→ Dataset:
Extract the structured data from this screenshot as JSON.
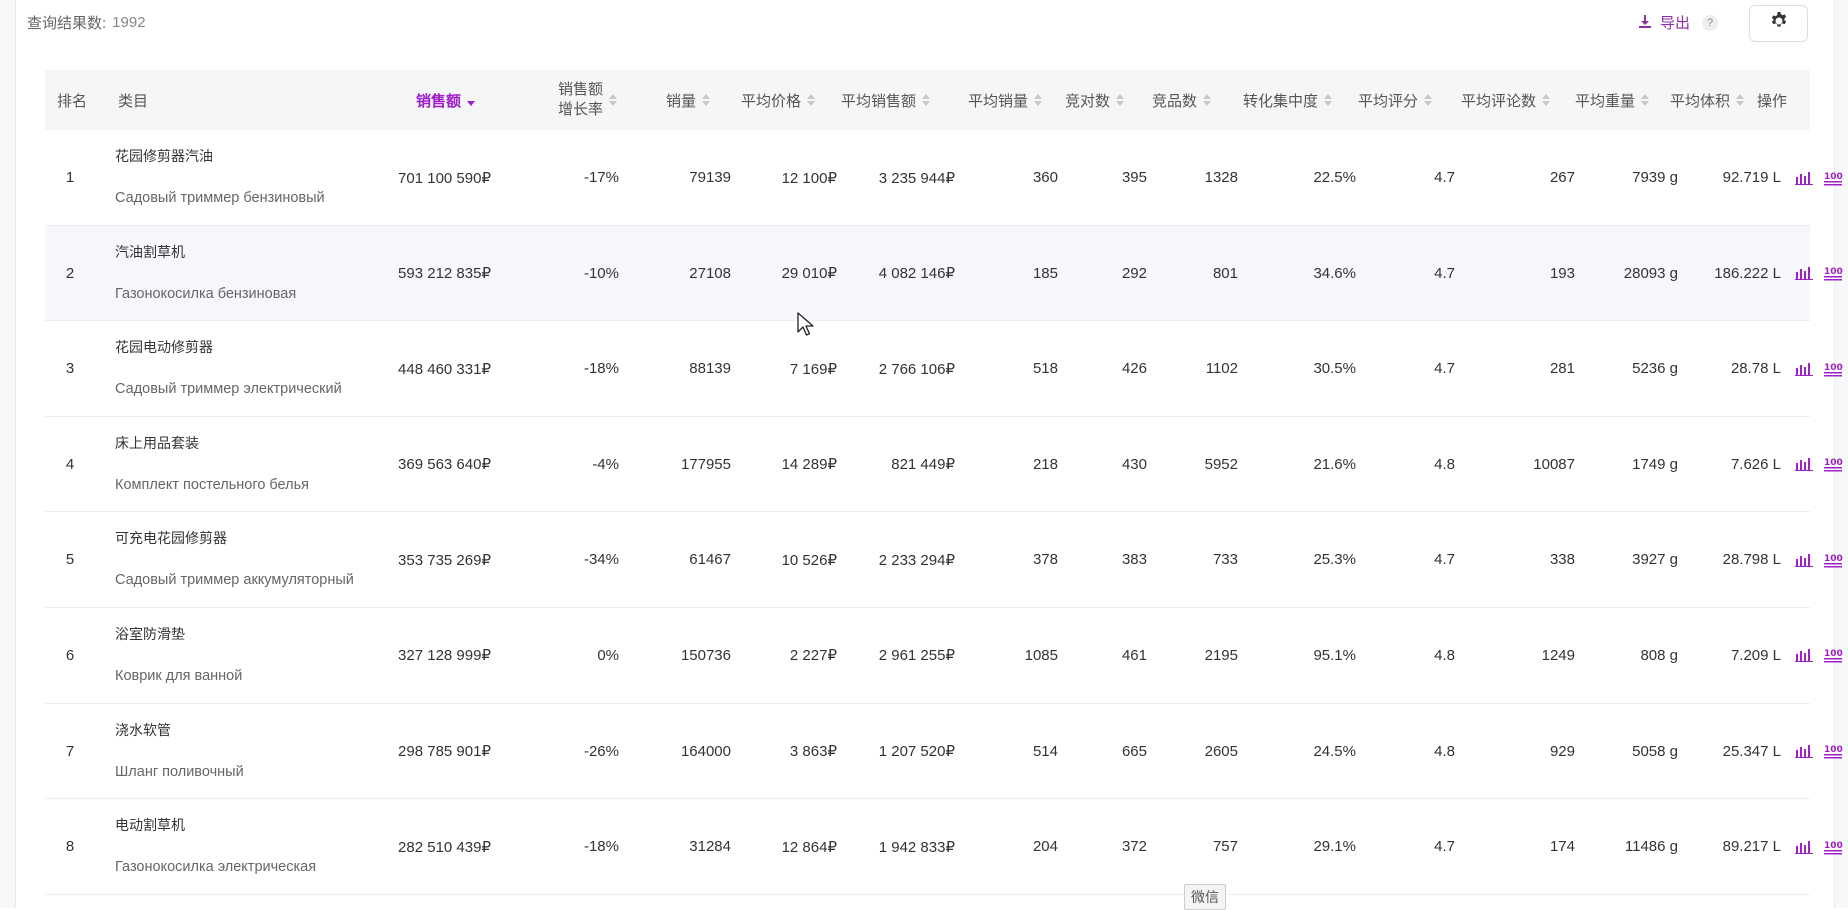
{
  "toolbar": {
    "result_label": "查询结果数:",
    "result_count": "1992",
    "export_label": "导出",
    "help_label": "?",
    "accent_color": "#a020c8"
  },
  "columns": {
    "rank": "排名",
    "category": "类目",
    "sales": "销售额",
    "growth_line1": "销售额",
    "growth_line2": "增长率",
    "volume": "销量",
    "avg_price": "平均价格",
    "avg_sales": "平均销售额",
    "avg_volume": "平均销量",
    "competitors": "竞对数",
    "products": "竞品数",
    "conversion": "转化集中度",
    "avg_rating": "平均评分",
    "avg_reviews": "平均评论数",
    "avg_weight": "平均重量",
    "avg_volume_size": "平均体积",
    "actions": "操作"
  },
  "rows": [
    {
      "rank": "1",
      "zh": "花园修剪器汽油",
      "ru": "Садовый триммер бензиновый",
      "sales": "701 100 590₽",
      "growth": "-17%",
      "volume": "79139",
      "avg_price": "12 100₽",
      "avg_sales": "3 235 944₽",
      "avg_volume": "360",
      "competitors": "395",
      "products": "1328",
      "conversion": "22.5%",
      "rating": "4.7",
      "reviews": "267",
      "weight": "7939 g",
      "size": "92.719 L"
    },
    {
      "rank": "2",
      "zh": "汽油割草机",
      "ru": "Газонокосилка бензиновая",
      "sales": "593 212 835₽",
      "growth": "-10%",
      "volume": "27108",
      "avg_price": "29 010₽",
      "avg_sales": "4 082 146₽",
      "avg_volume": "185",
      "competitors": "292",
      "products": "801",
      "conversion": "34.6%",
      "rating": "4.7",
      "reviews": "193",
      "weight": "28093 g",
      "size": "186.222 L"
    },
    {
      "rank": "3",
      "zh": "花园电动修剪器",
      "ru": "Садовый триммер электрический",
      "sales": "448 460 331₽",
      "growth": "-18%",
      "volume": "88139",
      "avg_price": "7 169₽",
      "avg_sales": "2 766 106₽",
      "avg_volume": "518",
      "competitors": "426",
      "products": "1102",
      "conversion": "30.5%",
      "rating": "4.7",
      "reviews": "281",
      "weight": "5236 g",
      "size": "28.78 L"
    },
    {
      "rank": "4",
      "zh": "床上用品套装",
      "ru": "Комплект постельного белья",
      "sales": "369 563 640₽",
      "growth": "-4%",
      "volume": "177955",
      "avg_price": "14 289₽",
      "avg_sales": "821 449₽",
      "avg_volume": "218",
      "competitors": "430",
      "products": "5952",
      "conversion": "21.6%",
      "rating": "4.8",
      "reviews": "10087",
      "weight": "1749 g",
      "size": "7.626 L"
    },
    {
      "rank": "5",
      "zh": "可充电花园修剪器",
      "ru": "Садовый триммер аккумуляторный",
      "sales": "353 735 269₽",
      "growth": "-34%",
      "volume": "61467",
      "avg_price": "10 526₽",
      "avg_sales": "2 233 294₽",
      "avg_volume": "378",
      "competitors": "383",
      "products": "733",
      "conversion": "25.3%",
      "rating": "4.7",
      "reviews": "338",
      "weight": "3927 g",
      "size": "28.798 L"
    },
    {
      "rank": "6",
      "zh": "浴室防滑垫",
      "ru": "Коврик для ванной",
      "sales": "327 128 999₽",
      "growth": "0%",
      "volume": "150736",
      "avg_price": "2 227₽",
      "avg_sales": "2 961 255₽",
      "avg_volume": "1085",
      "competitors": "461",
      "products": "2195",
      "conversion": "95.1%",
      "rating": "4.8",
      "reviews": "1249",
      "weight": "808 g",
      "size": "7.209 L"
    },
    {
      "rank": "7",
      "zh": "浇水软管",
      "ru": "Шланг поливочный",
      "sales": "298 785 901₽",
      "growth": "-26%",
      "volume": "164000",
      "avg_price": "3 863₽",
      "avg_sales": "1 207 520₽",
      "avg_volume": "514",
      "competitors": "665",
      "products": "2605",
      "conversion": "24.5%",
      "rating": "4.8",
      "reviews": "929",
      "weight": "5058 g",
      "size": "25.347 L"
    },
    {
      "rank": "8",
      "zh": "电动割草机",
      "ru": "Газонокосилка электрическая",
      "sales": "282 510 439₽",
      "growth": "-18%",
      "volume": "31284",
      "avg_price": "12 864₽",
      "avg_sales": "1 942 833₽",
      "avg_volume": "204",
      "competitors": "372",
      "products": "757",
      "conversion": "29.1%",
      "rating": "4.7",
      "reviews": "174",
      "weight": "11486 g",
      "size": "89.217 L"
    }
  ],
  "tooltip": "微信"
}
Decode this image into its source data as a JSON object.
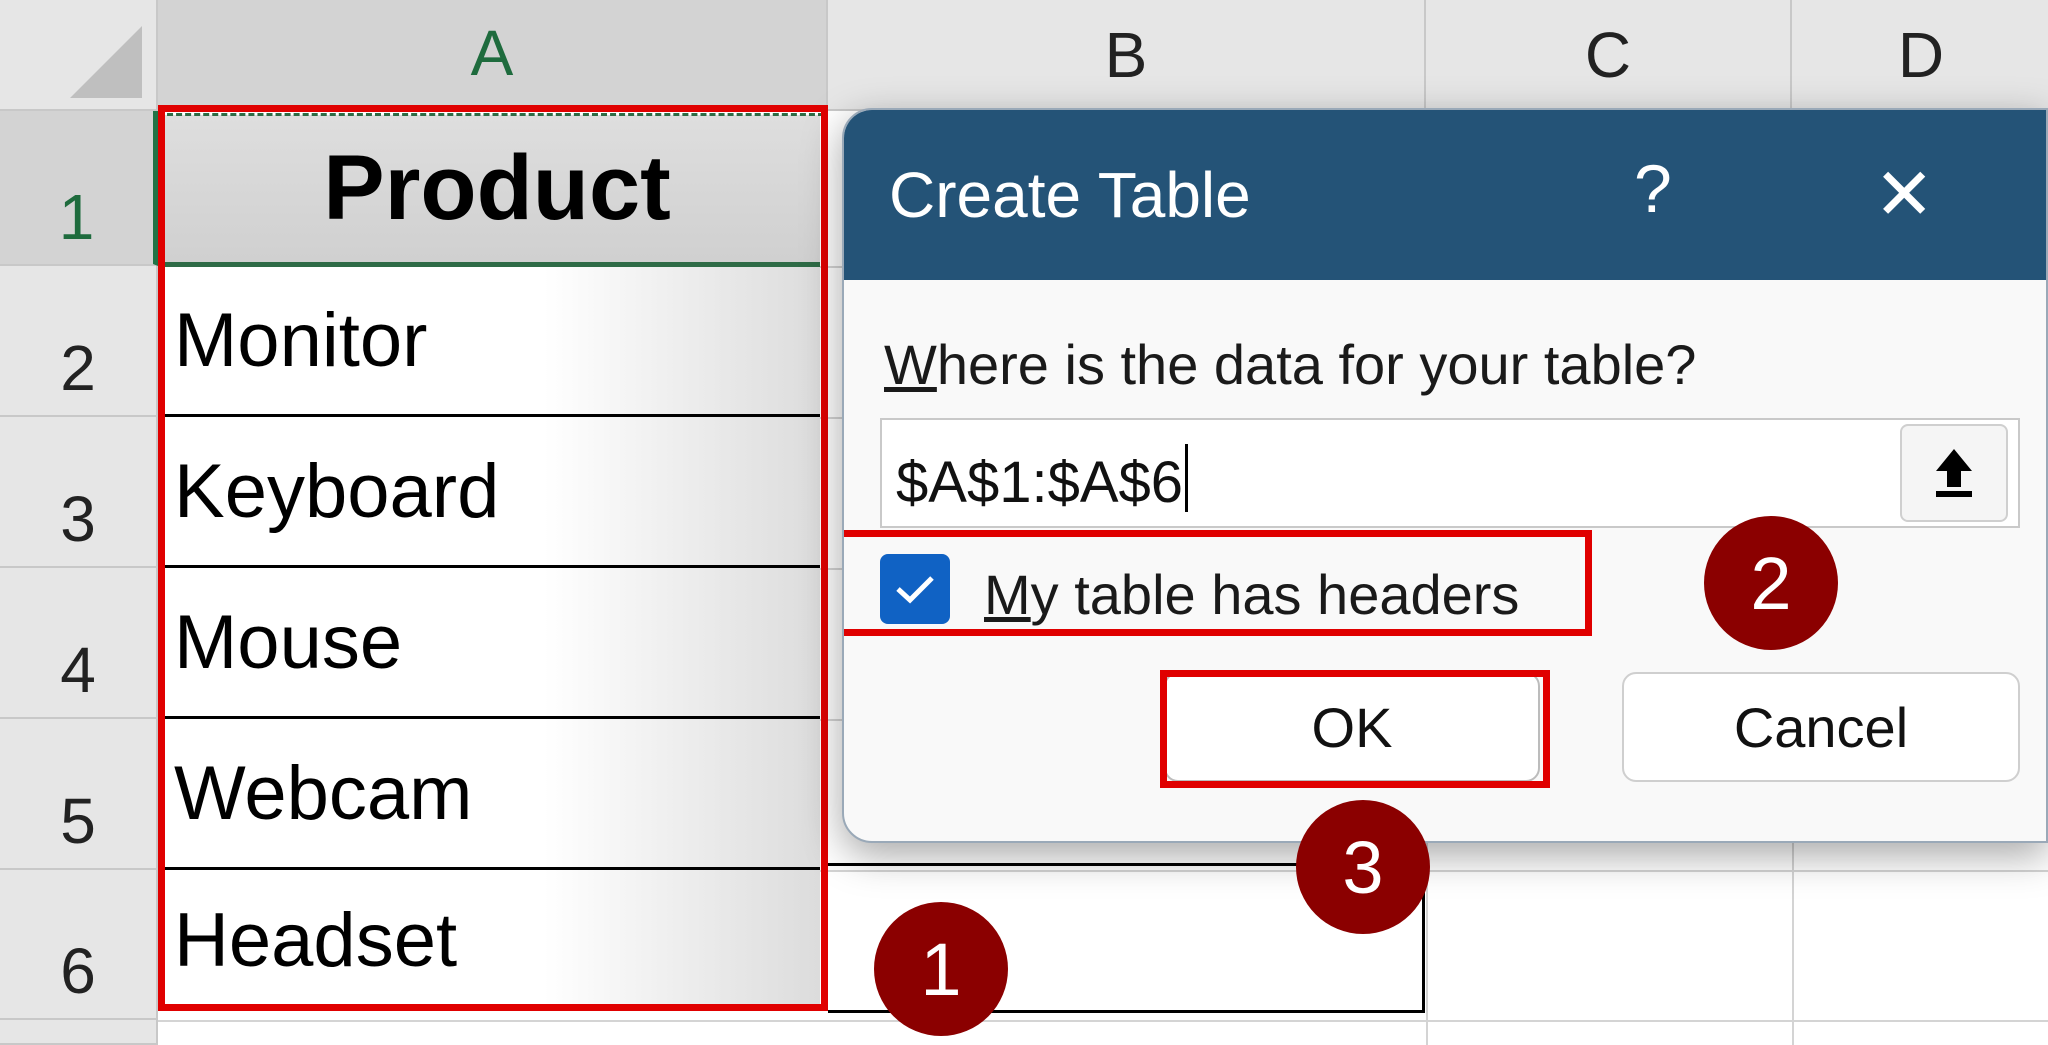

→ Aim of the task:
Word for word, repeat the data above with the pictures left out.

→ Exercise output:
Extract the structured data from this screenshot as JSON.
{
  "toolbar": {
    "result_label": "查询结果数:",
    "result_count": "1992",
    "export_label": "导出",
    "help_label": "?",
    "accent_color": "#a020c8"
  },
  "columns": {
    "rank": "排名",
    "category": "类目",
    "sales": "销售额",
    "growth_line1": "销售额",
    "growth_line2": "增长率",
    "volume": "销量",
    "avg_price": "平均价格",
    "avg_sales": "平均销售额",
    "avg_volume": "平均销量",
    "competitors": "竞对数",
    "products": "竞品数",
    "conversion": "转化集中度",
    "avg_rating": "平均评分",
    "avg_reviews": "平均评论数",
    "avg_weight": "平均重量",
    "avg_volume_size": "平均体积",
    "actions": "操作"
  },
  "rows": [
    {
      "rank": "1",
      "zh": "花园修剪器汽油",
      "ru": "Садовый триммер бензиновый",
      "sales": "701 100 590₽",
      "growth": "-17%",
      "volume": "79139",
      "avg_price": "12 100₽",
      "avg_sales": "3 235 944₽",
      "avg_volume": "360",
      "competitors": "395",
      "products": "1328",
      "conversion": "22.5%",
      "rating": "4.7",
      "reviews": "267",
      "weight": "7939 g",
      "size": "92.719 L"
    },
    {
      "rank": "2",
      "zh": "汽油割草机",
      "ru": "Газонокосилка бензиновая",
      "sales": "593 212 835₽",
      "growth": "-10%",
      "volume": "27108",
      "avg_price": "29 010₽",
      "avg_sales": "4 082 146₽",
      "avg_volume": "185",
      "competitors": "292",
      "products": "801",
      "conversion": "34.6%",
      "rating": "4.7",
      "reviews": "193",
      "weight": "28093 g",
      "size": "186.222 L"
    },
    {
      "rank": "3",
      "zh": "花园电动修剪器",
      "ru": "Садовый триммер электрический",
      "sales": "448 460 331₽",
      "growth": "-18%",
      "volume": "88139",
      "avg_price": "7 169₽",
      "avg_sales": "2 766 106₽",
      "avg_volume": "518",
      "competitors": "426",
      "products": "1102",
      "conversion": "30.5%",
      "rating": "4.7",
      "reviews": "281",
      "weight": "5236 g",
      "size": "28.78 L"
    },
    {
      "rank": "4",
      "zh": "床上用品套装",
      "ru": "Комплект постельного белья",
      "sales": "369 563 640₽",
      "growth": "-4%",
      "volume": "177955",
      "avg_price": "14 289₽",
      "avg_sales": "821 449₽",
      "avg_volume": "218",
      "competitors": "430",
      "products": "5952",
      "conversion": "21.6%",
      "rating": "4.8",
      "reviews": "10087",
      "weight": "1749 g",
      "size": "7.626 L"
    },
    {
      "rank": "5",
      "zh": "可充电花园修剪器",
      "ru": "Садовый триммер аккумуляторный",
      "sales": "353 735 269₽",
      "growth": "-34%",
      "volume": "61467",
      "avg_price": "10 526₽",
      "avg_sales": "2 233 294₽",
      "avg_volume": "378",
      "competitors": "383",
      "products": "733",
      "conversion": "25.3%",
      "rating": "4.7",
      "reviews": "338",
      "weight": "3927 g",
      "size": "28.798 L"
    },
    {
      "rank": "6",
      "zh": "浴室防滑垫",
      "ru": "Коврик для ванной",
      "sales": "327 128 999₽",
      "growth": "0%",
      "volume": "150736",
      "avg_price": "2 227₽",
      "avg_sales": "2 961 255₽",
      "avg_volume": "1085",
      "competitors": "461",
      "products": "2195",
      "conversion": "95.1%",
      "rating": "4.8",
      "reviews": "1249",
      "weight": "808 g",
      "size": "7.209 L"
    },
    {
      "rank": "7",
      "zh": "浇水软管",
      "ru": "Шланг поливочный",
      "sales": "298 785 901₽",
      "growth": "-26%",
      "volume": "164000",
      "avg_price": "3 863₽",
      "avg_sales": "1 207 520₽",
      "avg_volume": "514",
      "competitors": "665",
      "products": "2605",
      "conversion": "24.5%",
      "rating": "4.8",
      "reviews": "929",
      "weight": "5058 g",
      "size": "25.347 L"
    },
    {
      "rank": "8",
      "zh": "电动割草机",
      "ru": "Газонокосилка электрическая",
      "sales": "282 510 439₽",
      "growth": "-18%",
      "volume": "31284",
      "avg_price": "12 864₽",
      "avg_sales": "1 942 833₽",
      "avg_volume": "204",
      "competitors": "372",
      "products": "757",
      "conversion": "29.1%",
      "rating": "4.7",
      "reviews": "174",
      "weight": "11486 g",
      "size": "89.217 L"
    }
  ],
  "tooltip": "微信"
}
Decode this image into its source data as a JSON object.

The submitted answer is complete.